Instead, set and accomplish micro-goals. Your goal for a three-hour morning timeframe might be to draft and send five emails and make ten follow-up calls. Document your results, and consider testing one adjustment in your next round prospecting or follow-up. Focus on setting and achieving your micro-goals until you begin to see positive results.

Get Four Points Every Day

A slump can lead to desperate and unproductive action. Jeffrey Fox, author of “How to Become a Rainmaker” (a classic must-read), suggests this simple daily strategy: Allocate one point for getting a referral to a prospect; two points for setting a meeting with a prospect, three points for meeting with a prospect (whether that’s in person, over the phone or via the web), and four points for closing a sale or taking an action leading to a sale. If you consistently focus on getting at least four points a day, you’ll build positive micro-results, which can lead to bigger, positive outcomes.

Get Back to Basics
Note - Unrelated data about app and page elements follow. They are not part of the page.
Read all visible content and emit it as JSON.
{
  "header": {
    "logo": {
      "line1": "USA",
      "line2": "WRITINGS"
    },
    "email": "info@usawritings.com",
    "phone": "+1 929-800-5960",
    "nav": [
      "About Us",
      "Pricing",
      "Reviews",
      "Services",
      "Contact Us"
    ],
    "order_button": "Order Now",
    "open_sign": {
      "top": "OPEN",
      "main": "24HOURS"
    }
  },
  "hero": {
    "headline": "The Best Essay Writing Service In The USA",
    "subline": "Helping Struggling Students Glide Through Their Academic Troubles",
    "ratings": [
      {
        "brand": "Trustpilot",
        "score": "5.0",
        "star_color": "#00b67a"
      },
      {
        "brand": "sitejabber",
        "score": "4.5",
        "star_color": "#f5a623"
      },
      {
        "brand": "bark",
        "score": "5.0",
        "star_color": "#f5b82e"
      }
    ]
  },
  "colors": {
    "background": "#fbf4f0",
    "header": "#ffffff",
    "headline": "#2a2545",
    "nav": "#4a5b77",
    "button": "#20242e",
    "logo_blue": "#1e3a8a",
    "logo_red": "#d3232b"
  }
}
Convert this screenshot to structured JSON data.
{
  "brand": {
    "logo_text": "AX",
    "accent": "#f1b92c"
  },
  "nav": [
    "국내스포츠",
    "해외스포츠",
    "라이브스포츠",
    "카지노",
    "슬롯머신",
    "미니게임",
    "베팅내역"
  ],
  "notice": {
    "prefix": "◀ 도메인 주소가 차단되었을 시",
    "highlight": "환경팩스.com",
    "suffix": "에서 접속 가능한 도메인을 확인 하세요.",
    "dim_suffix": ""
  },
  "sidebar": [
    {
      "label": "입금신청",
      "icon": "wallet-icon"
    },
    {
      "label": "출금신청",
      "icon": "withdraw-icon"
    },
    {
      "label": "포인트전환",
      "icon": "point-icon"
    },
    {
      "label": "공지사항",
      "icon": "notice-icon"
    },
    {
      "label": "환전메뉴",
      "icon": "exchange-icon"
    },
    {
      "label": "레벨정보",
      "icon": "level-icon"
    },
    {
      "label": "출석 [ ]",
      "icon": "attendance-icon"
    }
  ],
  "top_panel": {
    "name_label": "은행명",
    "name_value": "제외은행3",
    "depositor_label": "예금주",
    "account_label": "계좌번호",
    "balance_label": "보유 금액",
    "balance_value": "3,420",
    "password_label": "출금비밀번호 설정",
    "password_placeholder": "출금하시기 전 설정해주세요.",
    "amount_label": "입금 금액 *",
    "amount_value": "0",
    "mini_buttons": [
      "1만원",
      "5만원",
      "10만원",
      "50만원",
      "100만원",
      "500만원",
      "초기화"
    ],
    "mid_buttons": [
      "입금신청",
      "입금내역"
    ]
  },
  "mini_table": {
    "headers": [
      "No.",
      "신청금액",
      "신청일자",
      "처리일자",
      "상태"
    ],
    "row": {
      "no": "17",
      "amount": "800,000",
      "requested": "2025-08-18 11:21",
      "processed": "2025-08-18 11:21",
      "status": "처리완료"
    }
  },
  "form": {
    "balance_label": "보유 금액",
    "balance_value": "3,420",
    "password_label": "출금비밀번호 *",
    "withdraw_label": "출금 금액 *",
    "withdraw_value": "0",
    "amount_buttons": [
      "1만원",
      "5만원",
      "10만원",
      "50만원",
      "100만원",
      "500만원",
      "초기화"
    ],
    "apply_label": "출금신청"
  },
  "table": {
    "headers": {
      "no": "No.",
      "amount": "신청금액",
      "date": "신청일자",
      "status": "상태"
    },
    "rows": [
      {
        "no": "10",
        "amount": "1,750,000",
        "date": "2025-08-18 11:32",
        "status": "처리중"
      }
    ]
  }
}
When a ball player experiences a slump, a coach reviews mechanics. If you don’t have a business or sales coach, ask a friend or trusted business associate for insight. For example, if your target customer is an attorney, invite an attorney friend or two to lunch. Explore their perspectives on your product or service, how they perceive its value and how they respond best to inquiries. An informal lunch meeting also provides you with an opportunity to ask one of the most valuable business development questions: “Who else should I be talking to?”

In baseball as in business, a hitting streak is just one swing away. Replay your successes, set micro-goals, and focus on the basics – and your batting average will improve.